When I worked at a children’s science center, my favorite time of the year was summer camp season. We ran seven weeks of summer camps every year for kids in first through eighth grade, with the goal of engaging students and igniting passions for STEM. One of my favorite camps was called STEM Through Stories. STEM Through Stories was inspired by the Tufts University project Novel Engineering, which is an approach to teaching that focuses on integrating engineering and literacy. The idea of novel engineering is that students read a story, discover problems the characters have within it, and then brainstorm, design, and prototype solutions to the characters’ problems.
Throughout this camp, I discovered that starting with a story seemed to set a clear purpose for students and engaged them in the activity right away. It also created a stronger sense of community throughout the week-long camp. This might be due to the type of students who signed up for the topic of summer camp, but I also think there is something special and unifying that comes from starting together with a good story.
To inspire you to integrate STEM with reading, let me share one of the challenges my students enjoyed.
Book: Penguin Problems by Jory John
This is a story of a very pessimistic penguin who feels that no one understands all the hardships that he endures each day. The penguin walks the reader through the problems he has until he is confronted by a wise walrus. The walrus tells him to consider the good things he has in his life to be grateful for instead. Although there are many books that novel engineering can be integrated with, this is a perfect story that offers students a chance to engineer solutions to tangible problems. Some of the problems the main character describes are that he doesn’t like being hunted, his beak is cold, he isn’t buoyant enough, and he can’t fly.
I used a thinking map to guide campers through the creative, problem-solving process. This kept them on track and focused, while still giving them the freedom to create any solution they wanted. The Design Cycle (below) is a great example of what you might consider using, although there are plenty to choose from! Download the Design Cycle here.
After reading the Penguin Problems to students, I had them work together to identify a list of the problems that the penguin mentioned throughout the book.
After students discussed the problems in groups, students chose the problems they were most interested in solving. Then, I had them try to understand the character’s problems a bit more from the penguin’s perspective. To help students brainstorm this, I modeled it using one of the problems he brought up. In the story, he states, “It’s too bright out here.” In order to solve this problem effectively, I demonstrated to students how I had to work to understand the problem from the penguin’s perspective. I considered what a solution might look like for a penguin. To help me brainstorm this, I explored questions like:
- What is causing the problem?
- What helps us when it is bright out? What helps to protect our eyes when it’s bright?
- What design features of a solution might be needed to solve this problem for a penguin?
Once students brainstormed and discussed this with their group members, they were ready to start the design stage of the challenge.
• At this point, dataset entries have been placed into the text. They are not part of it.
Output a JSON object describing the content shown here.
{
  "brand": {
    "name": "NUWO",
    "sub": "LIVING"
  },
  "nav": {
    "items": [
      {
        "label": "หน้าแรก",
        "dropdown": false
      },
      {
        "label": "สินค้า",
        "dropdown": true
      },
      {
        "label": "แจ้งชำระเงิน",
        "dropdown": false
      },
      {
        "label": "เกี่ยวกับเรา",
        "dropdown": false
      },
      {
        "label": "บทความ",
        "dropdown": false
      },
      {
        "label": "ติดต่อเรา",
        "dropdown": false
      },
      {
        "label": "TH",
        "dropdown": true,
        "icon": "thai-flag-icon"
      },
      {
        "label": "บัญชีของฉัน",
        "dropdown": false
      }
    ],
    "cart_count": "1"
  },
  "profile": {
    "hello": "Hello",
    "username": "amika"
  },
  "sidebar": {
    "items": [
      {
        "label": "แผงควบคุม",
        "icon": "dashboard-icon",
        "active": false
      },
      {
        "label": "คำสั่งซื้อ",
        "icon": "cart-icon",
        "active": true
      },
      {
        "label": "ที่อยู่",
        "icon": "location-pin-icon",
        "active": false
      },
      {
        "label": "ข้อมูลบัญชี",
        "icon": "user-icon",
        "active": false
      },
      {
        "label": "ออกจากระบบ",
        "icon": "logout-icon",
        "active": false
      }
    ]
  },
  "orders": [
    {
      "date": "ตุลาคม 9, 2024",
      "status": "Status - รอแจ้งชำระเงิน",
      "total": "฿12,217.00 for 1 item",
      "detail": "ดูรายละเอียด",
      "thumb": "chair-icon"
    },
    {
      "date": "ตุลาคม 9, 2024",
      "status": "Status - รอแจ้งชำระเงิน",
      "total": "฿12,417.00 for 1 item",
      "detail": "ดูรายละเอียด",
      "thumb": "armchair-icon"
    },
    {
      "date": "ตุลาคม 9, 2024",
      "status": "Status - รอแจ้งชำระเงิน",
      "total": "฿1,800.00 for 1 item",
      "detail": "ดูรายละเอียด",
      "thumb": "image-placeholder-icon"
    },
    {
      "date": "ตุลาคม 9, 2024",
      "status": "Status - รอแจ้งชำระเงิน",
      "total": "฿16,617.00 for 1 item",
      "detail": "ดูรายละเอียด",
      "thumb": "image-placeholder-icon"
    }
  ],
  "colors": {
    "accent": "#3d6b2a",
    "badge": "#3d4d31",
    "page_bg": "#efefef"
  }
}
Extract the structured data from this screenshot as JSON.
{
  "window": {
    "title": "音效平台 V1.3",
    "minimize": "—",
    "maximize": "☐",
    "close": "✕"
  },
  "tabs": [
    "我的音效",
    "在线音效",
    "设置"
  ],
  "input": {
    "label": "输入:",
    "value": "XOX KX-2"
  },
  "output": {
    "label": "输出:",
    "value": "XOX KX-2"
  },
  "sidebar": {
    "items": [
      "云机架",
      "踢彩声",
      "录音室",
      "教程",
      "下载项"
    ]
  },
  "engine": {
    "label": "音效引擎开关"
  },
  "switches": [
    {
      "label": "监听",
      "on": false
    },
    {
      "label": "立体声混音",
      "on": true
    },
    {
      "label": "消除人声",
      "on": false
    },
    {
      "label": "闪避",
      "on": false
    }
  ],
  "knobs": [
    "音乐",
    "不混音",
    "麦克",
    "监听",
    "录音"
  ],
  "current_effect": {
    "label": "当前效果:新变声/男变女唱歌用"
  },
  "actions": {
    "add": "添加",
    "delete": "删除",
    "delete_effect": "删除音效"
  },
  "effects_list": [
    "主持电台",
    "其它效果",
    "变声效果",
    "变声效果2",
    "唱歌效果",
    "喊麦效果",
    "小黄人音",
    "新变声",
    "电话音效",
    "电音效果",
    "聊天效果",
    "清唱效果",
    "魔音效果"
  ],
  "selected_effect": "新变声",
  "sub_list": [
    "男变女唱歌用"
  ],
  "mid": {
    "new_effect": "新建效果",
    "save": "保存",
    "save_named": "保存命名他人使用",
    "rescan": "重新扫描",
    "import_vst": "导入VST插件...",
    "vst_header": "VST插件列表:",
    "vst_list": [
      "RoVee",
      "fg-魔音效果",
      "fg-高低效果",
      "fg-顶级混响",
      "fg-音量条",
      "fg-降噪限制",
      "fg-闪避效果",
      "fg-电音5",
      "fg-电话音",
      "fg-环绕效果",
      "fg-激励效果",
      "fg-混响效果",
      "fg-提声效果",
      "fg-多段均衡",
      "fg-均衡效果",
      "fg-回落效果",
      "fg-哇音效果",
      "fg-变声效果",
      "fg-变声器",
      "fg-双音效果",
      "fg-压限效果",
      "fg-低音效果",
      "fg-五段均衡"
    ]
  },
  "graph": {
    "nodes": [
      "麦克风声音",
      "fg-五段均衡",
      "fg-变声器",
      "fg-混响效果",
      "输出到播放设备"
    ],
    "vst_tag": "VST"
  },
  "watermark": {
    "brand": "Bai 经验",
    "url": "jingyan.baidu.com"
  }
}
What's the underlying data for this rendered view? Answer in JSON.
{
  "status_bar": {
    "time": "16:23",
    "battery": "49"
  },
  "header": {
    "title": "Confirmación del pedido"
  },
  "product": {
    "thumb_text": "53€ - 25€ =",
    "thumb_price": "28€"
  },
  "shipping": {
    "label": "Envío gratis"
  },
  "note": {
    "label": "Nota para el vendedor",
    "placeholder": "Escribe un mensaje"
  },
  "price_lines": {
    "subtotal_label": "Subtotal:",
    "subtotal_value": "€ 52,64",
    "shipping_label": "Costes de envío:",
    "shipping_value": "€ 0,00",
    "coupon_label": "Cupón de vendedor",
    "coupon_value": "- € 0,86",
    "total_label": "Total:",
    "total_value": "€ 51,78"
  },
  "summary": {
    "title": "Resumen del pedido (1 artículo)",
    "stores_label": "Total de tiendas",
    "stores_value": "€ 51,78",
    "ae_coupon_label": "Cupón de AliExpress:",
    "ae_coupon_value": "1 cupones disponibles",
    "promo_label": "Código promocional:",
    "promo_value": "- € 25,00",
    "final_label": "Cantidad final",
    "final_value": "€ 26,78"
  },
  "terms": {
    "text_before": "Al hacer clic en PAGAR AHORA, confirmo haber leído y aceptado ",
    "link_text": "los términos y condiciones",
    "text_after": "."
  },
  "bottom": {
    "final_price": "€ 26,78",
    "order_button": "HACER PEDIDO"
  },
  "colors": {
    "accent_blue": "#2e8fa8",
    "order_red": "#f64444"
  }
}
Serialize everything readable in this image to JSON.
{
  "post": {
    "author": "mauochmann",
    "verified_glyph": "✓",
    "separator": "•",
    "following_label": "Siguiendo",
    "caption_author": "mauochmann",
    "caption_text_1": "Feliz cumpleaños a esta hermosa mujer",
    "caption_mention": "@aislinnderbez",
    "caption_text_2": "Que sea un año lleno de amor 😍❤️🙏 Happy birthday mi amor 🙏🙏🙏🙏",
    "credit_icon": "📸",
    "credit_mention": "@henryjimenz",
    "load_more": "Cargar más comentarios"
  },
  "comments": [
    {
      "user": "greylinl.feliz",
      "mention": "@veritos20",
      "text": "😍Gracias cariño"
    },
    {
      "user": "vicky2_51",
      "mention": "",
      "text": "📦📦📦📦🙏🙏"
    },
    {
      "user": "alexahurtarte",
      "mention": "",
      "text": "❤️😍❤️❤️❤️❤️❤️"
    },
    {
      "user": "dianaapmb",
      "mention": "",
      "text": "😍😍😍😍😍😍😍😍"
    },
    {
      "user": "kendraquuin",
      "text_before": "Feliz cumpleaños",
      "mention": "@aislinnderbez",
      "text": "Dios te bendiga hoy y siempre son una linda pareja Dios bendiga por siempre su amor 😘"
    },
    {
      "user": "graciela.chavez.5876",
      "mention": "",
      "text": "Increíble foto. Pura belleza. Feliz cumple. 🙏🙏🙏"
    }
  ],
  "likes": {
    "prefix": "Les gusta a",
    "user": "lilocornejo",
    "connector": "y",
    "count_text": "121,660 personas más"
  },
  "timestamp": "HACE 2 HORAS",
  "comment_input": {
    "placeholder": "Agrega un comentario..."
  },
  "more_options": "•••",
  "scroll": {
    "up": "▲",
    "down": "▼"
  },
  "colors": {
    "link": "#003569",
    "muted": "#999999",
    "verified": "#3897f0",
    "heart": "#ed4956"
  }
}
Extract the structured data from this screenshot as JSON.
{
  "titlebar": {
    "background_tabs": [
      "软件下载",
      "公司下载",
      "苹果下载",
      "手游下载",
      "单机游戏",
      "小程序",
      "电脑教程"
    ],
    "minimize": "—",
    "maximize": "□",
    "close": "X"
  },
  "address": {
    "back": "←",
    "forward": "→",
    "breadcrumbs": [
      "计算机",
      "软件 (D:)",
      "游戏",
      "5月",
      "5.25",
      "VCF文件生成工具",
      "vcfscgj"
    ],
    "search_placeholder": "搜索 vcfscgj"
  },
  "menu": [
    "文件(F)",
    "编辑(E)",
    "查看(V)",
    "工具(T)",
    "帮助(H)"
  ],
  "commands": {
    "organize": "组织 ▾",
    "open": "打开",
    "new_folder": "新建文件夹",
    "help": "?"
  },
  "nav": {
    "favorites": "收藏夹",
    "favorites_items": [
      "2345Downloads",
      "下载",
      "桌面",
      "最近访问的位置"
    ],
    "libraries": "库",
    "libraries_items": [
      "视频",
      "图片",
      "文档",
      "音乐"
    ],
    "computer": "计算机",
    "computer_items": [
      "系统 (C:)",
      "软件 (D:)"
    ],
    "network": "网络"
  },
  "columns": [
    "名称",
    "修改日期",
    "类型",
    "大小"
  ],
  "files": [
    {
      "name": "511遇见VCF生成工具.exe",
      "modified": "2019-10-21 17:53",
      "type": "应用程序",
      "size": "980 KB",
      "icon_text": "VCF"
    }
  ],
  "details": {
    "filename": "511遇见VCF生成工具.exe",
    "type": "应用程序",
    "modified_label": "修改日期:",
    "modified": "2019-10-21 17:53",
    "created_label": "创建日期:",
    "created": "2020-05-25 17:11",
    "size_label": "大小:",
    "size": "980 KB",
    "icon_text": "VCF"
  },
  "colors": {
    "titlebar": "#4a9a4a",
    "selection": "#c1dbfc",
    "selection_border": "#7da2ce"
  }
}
To help facilitate the design process, I had students discuss general design ideas with their groups before trying to design and solve anything. Then, before they could get materials to start prototyping their design, the students had to agree on a design, label their drawings, and make lists of the materials they would need to prototype. Of course, the designs and material lists students came up with changed as they started creating, but the idea is to get them thinking through their solutions and clearly communicating with each other along the way.
Once I approved their design and material list, they were able to create and refine, or prototype, with their group. This is where the messy, FUN process of learning became the most visible. Students created their solution together based on their drawings and plans. Throughout this time, they also refined their designs as things failed to work as they planned.
When work time was over, we shared our creations.
We tested completed prototypes.
We discussed our thinking.
We asked questions.
We talked about what we learned, and what we were still curious about.
We celebrated our failures and our successes.
Taking time to share is how students make sense of their learning. It’s an imperative part of any challenge students work to solve. And when we give students time to discuss their discoveries, we learn more about their understanding and their growth.
This was an engaging challenge that gave students an opportunity to see the connections between content areas. This can empower students to leverage their knowledge from any subject to innovate, which is a more authentic way to practice solving problems.
For more ideas on integrating STEM in your classroom, check out the post I wrote with Dr. Kia Heise, on integrating STEM with social justice.